by Kamrin Baker
The first time I vividly remember my medically-triggered anxiety taking over my life was during the early stages of puberty. I was 10 or 11 when I walked into my mom’s room in the middle of the night, my eyes droopy from anxiety, but my movements hurried enough to startle her awake.
“What?! What is it?” she snapped up in bed.
“Mom, I think I have breast cancer,” I said, catch in my throat, tears on deck.
“Oh my god, sweetie, no, your boobs are just growing in.”
The world stopped, and I knew she was right in that instant.
She giggled a little, finding it innocent and sweet that I had jumped to the worst conclusion. I sauntered back to bed, more at ease knowing that I was just becoming more of a woman—truly naïve about all the other things that womanhood also entails.
But then it kept happening. I had the stomach flu a few months later and—I shit you not—laid in my twin bed, playing Queen’s “Bohemian Rhapsody,” ready for the most dramatic exit out of the universe. I thought I was going to die because I couldn’t stop pooping and my stomach cramps were so alien.
I thought I was going to die because I was so afraid of dying. The fear constricted me in a way that only allowed my imagination to go to one single destination: death and decay.
After that, every doctor’s visit was an elevator ride to hell. My hands shook, my palms sweat, and my demands for peace and quiet became more entitled and extravagant than a toddler’s when they’re getting their first flu shot. To this day, every time I vomit, a panic attack holds my hair back over the toilet.
I associate all things medical with anxiety—even when it’s as simple as a headache. What if it isn’t just a headache, you know?
Vaccinations and simple measurements like blood pressure and urinalyses turned into major life events. I’d joke about the receptionist handing me a balloon on my way out, the doctors framing my Gardasil needle to show everyone else how brave I had been.
My pediatrician was calm and patient, always asking what I needed and not pushing me too quickly. I appreciate finding professionals who put me first, I am indebted to my mom for always holding my hand and telling me to breathe, and I am more informed about myself because of the fears that have spun my intuition into relentless doubt.
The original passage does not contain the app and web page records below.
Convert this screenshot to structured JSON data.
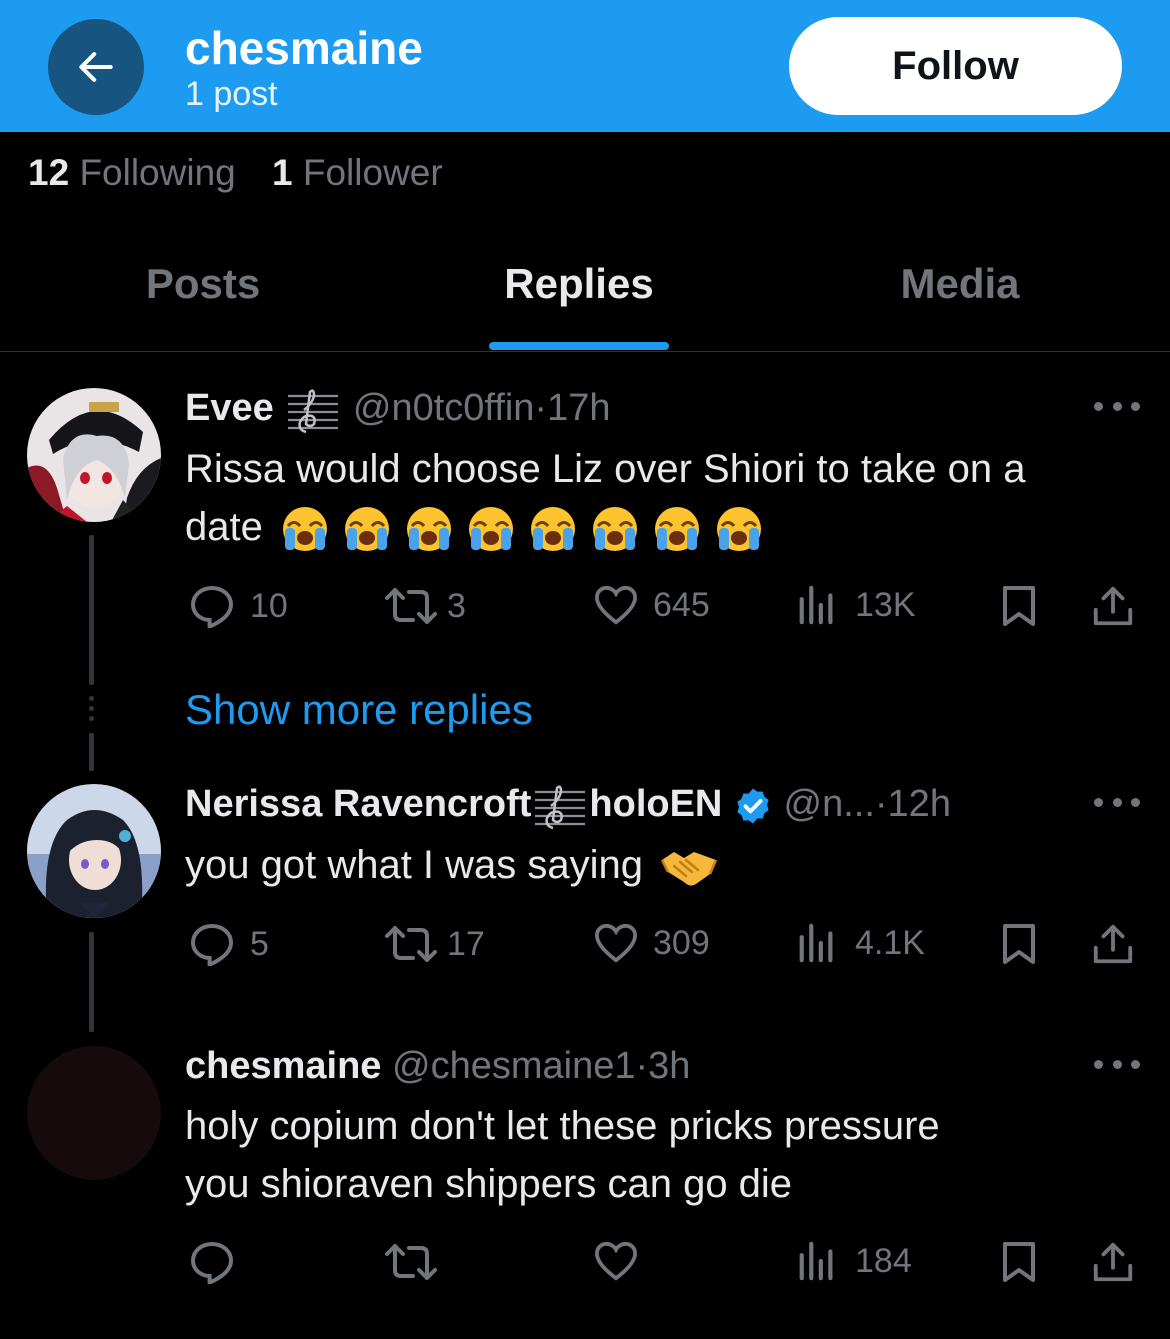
{
  "header": {
    "name": "chesmaine",
    "post_count": "1 post",
    "follow_label": "Follow",
    "back_icon": "arrow-left-icon",
    "background_color": "#1d9bf0"
  },
  "stats": {
    "following_count": "12",
    "following_label": "Following",
    "follower_count": "1",
    "follower_label": "Follower"
  },
  "tabs": [
    {
      "label": "Posts",
      "active": false
    },
    {
      "label": "Replies",
      "active": true
    },
    {
      "label": "Media",
      "active": false
    }
  ],
  "posts": [
    {
      "name": "Evee",
      "name_suffix_icon": "music-staff-icon",
      "handle": "@n0tc0ffin",
      "time": "17h",
      "text_line1": "Rissa would choose Liz over Shiori to take on a",
      "text_line2": "date",
      "emoji": "loudly-crying-face",
      "emoji_count": 8,
      "replies": "10",
      "reposts": "3",
      "likes": "645",
      "views": "13K"
    },
    {
      "name": "Nerissa Ravencroft",
      "name_mid_icon": "music-staff-icon",
      "name_suffix": "holoEN",
      "verified_icon": "verified-badge-icon",
      "handle": "@n...",
      "time": "12h",
      "text_line1": "you got what I was saying",
      "emoji": "handshake",
      "replies": "5",
      "reposts": "17",
      "likes": "309",
      "views": "4.1K"
    },
    {
      "name": "chesmaine",
      "handle": "@chesmaine1",
      "time": "3h",
      "text_line1": "holy copium don't let these pricks pressure",
      "text_line2": "you shioraven shippers can go die",
      "replies": "",
      "reposts": "",
      "likes": "",
      "views": "184"
    }
  ],
  "show_more_replies": "Show more replies",
  "separator": "·",
  "colors": {
    "accent": "#1d9bf0",
    "secondary_text": "#71767b",
    "primary_text": "#e7e9ea",
    "background": "#000000"
  }
}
I’ve always self-labeled my condition has hypochondria, but I also despise scheduling doctors appointments and actually knowing what the deal is with my body. I’ve never been professionally diagnosed with anything beyond my anxiety disorder, but I imagine more lies beneath the surface. I wonder if it stems from a kind of self-depreciation, believing my body is less than it really is and assuming the worst, the most hateful, of myself.
I have never been severely unwell beyond my anxiety and panic disorders and a handful of nasty sinus infections. I have never had to undergo surgery—until my wisdom tooth extraction coming this March. I am extremely privileged and do not have to worry about healthcare. I have no reason to be afraid of doctors, of my own body, but yet, it is the most intoxicating fear I house.
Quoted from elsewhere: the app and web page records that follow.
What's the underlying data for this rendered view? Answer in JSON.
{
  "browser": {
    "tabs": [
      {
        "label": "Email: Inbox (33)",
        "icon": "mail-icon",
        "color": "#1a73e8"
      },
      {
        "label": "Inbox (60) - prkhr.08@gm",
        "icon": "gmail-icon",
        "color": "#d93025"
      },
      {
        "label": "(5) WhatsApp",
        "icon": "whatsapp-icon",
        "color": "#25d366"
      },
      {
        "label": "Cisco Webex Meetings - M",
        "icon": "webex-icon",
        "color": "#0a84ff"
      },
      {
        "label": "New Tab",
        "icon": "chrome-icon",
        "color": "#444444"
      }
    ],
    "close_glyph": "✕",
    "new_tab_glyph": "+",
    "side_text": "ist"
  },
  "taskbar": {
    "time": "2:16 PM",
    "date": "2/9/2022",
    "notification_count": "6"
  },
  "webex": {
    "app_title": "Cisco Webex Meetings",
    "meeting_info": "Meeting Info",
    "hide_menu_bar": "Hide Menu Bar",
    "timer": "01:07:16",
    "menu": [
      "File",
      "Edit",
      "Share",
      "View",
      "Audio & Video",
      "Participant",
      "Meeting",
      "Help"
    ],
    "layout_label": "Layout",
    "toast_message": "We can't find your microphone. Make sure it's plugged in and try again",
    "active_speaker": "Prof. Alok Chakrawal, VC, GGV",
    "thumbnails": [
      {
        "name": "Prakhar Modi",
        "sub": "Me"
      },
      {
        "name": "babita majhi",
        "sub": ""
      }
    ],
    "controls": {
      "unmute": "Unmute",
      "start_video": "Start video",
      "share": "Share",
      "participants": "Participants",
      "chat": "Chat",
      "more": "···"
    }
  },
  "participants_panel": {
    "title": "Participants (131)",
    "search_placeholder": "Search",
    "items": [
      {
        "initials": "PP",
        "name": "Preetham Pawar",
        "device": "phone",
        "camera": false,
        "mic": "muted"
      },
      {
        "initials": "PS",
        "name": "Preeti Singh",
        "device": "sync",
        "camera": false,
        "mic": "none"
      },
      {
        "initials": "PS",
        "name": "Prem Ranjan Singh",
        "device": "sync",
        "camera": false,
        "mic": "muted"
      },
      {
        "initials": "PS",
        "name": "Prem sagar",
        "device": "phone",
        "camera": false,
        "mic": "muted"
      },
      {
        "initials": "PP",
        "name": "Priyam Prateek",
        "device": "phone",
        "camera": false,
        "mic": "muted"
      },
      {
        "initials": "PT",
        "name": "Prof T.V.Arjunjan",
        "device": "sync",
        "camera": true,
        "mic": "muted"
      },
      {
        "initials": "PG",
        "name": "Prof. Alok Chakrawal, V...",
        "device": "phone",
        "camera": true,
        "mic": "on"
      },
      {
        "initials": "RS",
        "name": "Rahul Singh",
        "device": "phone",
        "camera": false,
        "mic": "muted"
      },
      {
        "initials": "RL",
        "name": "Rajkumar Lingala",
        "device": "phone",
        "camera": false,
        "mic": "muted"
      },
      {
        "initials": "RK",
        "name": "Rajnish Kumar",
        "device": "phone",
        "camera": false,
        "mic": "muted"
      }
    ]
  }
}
At 20 years old, I am ready to end the fear of having something wrong with me. This is a toxic concept I have kept afloat for years; that just because something hurts or I need to take a pill must mean that something is inherently wrong with me—that having something wrong means I am automatically unworthy of life, of happiness, of inner peace.
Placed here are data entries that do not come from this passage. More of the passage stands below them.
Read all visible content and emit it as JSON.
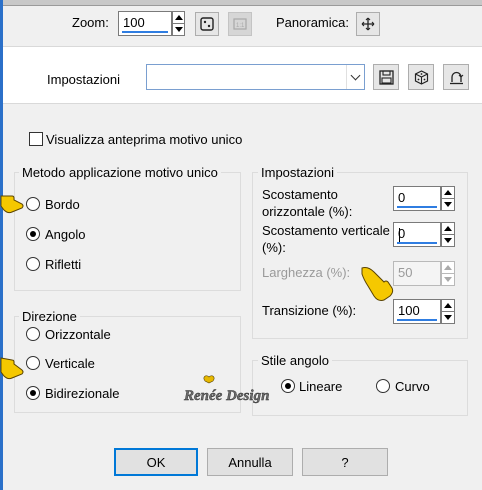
{
  "toolbar": {
    "zoom_label": "Zoom:",
    "zoom_value": "100",
    "pan_label": "Panoramica:"
  },
  "presets": {
    "label": "Impostazioni",
    "value": ""
  },
  "preview_checkbox": {
    "label": "Visualizza anteprima motivo unico",
    "checked": false
  },
  "method_group": {
    "title": "Metodo applicazione motivo unico",
    "options": [
      {
        "label": "Bordo",
        "selected": false
      },
      {
        "label": "Angolo",
        "selected": true
      },
      {
        "label": "Rifletti",
        "selected": false
      }
    ]
  },
  "settings_group": {
    "title": "Impostazioni",
    "h_offset": {
      "label_line1": "Scostamento",
      "label_line2": "orizzontale (%):",
      "value": "0"
    },
    "v_offset": {
      "label_line1": "Scostamento verticale",
      "label_line2": "(%):",
      "value": "0"
    },
    "width": {
      "label": "Larghezza (%):",
      "value": "50",
      "enabled": false
    },
    "transition": {
      "label": "Transizione (%):",
      "value": "100"
    }
  },
  "direction_group": {
    "title": "Direzione",
    "options": [
      {
        "label": "Orizzontale",
        "selected": false
      },
      {
        "label": "Verticale",
        "selected": false
      },
      {
        "label": "Bidirezionale",
        "selected": true
      }
    ]
  },
  "corner_group": {
    "title": "Stile angolo",
    "options": [
      {
        "label": "Lineare",
        "selected": true
      },
      {
        "label": "Curvo",
        "selected": false
      }
    ]
  },
  "watermark": {
    "text": "Renée Design"
  },
  "footer": {
    "ok_label": "OK",
    "cancel_label": "Annulla",
    "help_label": "?"
  },
  "colors": {
    "accent": "#0078d7",
    "pointer_hand": "#f5c800"
  }
}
It will take a while to fight a doctor who tells me I have “white coat syndrome,” to stop subscribing to the nasty habit of Googling my symptoms, and to trust my body to know what is right.
Currently, I’ve been experiencing some pelvic and abdominal pains. Here is a list of things it could be, according to my brain, from worst possible to most simple:
-An ovarian cyst
-A hormone imbalance
-A pulled muscle from yoga
-A gas bubble
-Just having to poop
The worst part is that my anxiety makes all of my symptoms even more inaccurate and unbelievable. Is this real, or am I playing tricks on myself again?
The work that goes into fighting these fears is astronomical. I remind myself that it’s a form of self-care to get vaccines and go to a checkup even though I don’t want to. I reiterate that I must take care of myself in ways that aren’t pretty, that quite literally include blood and gore.
I don’t care if I have to bring in my own tapestry and speakers to make a doctor’s environment more tolerable. I don’t care if I have to start by having the nurse come to my car before an appointment. I don’t care I have to scream and cry when the needle hurts. I don’t care that I’m 20 years old at the building block station in the waiting room.
I will do what I need to do to take care of myself.
This story is not only a little piece of a lifelong mental illness memoir, but it’s a doctrine of what I will do in the future.
I will work to find doctors and professionals who understand me and want the best for my success.
I will expose myself to medical treatments and experiences that will make me braver.
I will regularly take care of myself in and out of a doctor’s office, because this one body is all I have.
I will talk to myself like I need to be spoken to. No more “I hate my body” and much more “my body is telling me something I need to hear.”
That being said, I will not waste my time listening for threats to my health and wellness. I will live my life despite fear.